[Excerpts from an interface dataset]

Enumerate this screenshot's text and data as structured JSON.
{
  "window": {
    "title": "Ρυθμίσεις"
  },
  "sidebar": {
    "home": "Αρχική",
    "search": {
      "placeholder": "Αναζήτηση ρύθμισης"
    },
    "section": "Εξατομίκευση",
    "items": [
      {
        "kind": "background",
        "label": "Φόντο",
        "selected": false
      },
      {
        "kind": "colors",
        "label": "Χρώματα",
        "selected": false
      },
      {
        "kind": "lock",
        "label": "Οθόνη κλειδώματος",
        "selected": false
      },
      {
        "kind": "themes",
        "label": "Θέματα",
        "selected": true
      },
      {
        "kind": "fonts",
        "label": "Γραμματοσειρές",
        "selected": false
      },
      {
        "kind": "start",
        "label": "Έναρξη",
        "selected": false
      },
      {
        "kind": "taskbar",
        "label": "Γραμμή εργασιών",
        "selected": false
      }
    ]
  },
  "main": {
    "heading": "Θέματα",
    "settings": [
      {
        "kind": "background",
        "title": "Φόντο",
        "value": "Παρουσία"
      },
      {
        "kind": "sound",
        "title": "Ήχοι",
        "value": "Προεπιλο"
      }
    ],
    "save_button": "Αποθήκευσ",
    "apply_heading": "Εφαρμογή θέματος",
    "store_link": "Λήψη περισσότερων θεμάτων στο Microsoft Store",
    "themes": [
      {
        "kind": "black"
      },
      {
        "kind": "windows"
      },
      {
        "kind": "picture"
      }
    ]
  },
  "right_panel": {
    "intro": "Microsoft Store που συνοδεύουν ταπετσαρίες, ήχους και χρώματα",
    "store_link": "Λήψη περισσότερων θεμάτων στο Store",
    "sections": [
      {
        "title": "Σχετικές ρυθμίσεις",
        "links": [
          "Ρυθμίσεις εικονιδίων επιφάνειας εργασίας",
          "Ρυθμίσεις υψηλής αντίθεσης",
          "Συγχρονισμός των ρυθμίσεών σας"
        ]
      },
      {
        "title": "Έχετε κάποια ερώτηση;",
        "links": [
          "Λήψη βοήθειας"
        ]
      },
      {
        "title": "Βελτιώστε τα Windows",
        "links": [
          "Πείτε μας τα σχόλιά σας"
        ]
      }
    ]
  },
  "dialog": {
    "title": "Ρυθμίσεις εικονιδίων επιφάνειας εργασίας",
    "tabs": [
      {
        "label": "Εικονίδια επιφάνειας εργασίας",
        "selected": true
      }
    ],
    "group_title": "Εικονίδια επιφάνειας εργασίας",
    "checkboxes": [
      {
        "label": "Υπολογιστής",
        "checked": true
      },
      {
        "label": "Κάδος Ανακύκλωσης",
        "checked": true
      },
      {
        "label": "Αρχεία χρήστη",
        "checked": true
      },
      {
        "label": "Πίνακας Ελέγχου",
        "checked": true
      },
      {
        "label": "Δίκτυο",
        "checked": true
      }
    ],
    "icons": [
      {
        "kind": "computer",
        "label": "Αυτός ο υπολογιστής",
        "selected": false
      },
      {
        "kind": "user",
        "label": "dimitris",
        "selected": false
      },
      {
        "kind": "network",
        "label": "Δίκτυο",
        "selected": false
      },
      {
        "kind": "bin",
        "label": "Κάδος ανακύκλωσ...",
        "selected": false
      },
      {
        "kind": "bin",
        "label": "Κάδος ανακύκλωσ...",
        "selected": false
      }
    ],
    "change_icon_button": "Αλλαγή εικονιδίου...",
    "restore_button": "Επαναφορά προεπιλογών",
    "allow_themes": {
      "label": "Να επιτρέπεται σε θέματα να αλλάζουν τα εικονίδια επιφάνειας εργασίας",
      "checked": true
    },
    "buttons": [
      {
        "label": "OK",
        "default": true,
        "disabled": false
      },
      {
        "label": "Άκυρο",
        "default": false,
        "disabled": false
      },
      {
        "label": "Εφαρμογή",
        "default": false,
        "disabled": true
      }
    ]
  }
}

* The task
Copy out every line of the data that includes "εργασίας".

* The answer
          "Ρυθμίσεις εικονιδίων επιφάνειας εργασίας",
    "title": "Ρυθμίσεις εικονιδίων επιφάνειας εργασίας",
        "label": "Εικονίδια επιφάνειας εργασίας",
    "group_title": "Εικονίδια επιφάνειας εργασίας",
      "label": "Να επιτρέπεται σε θέματα να αλλάζουν τα εικονίδια επιφάνειας εργασίας",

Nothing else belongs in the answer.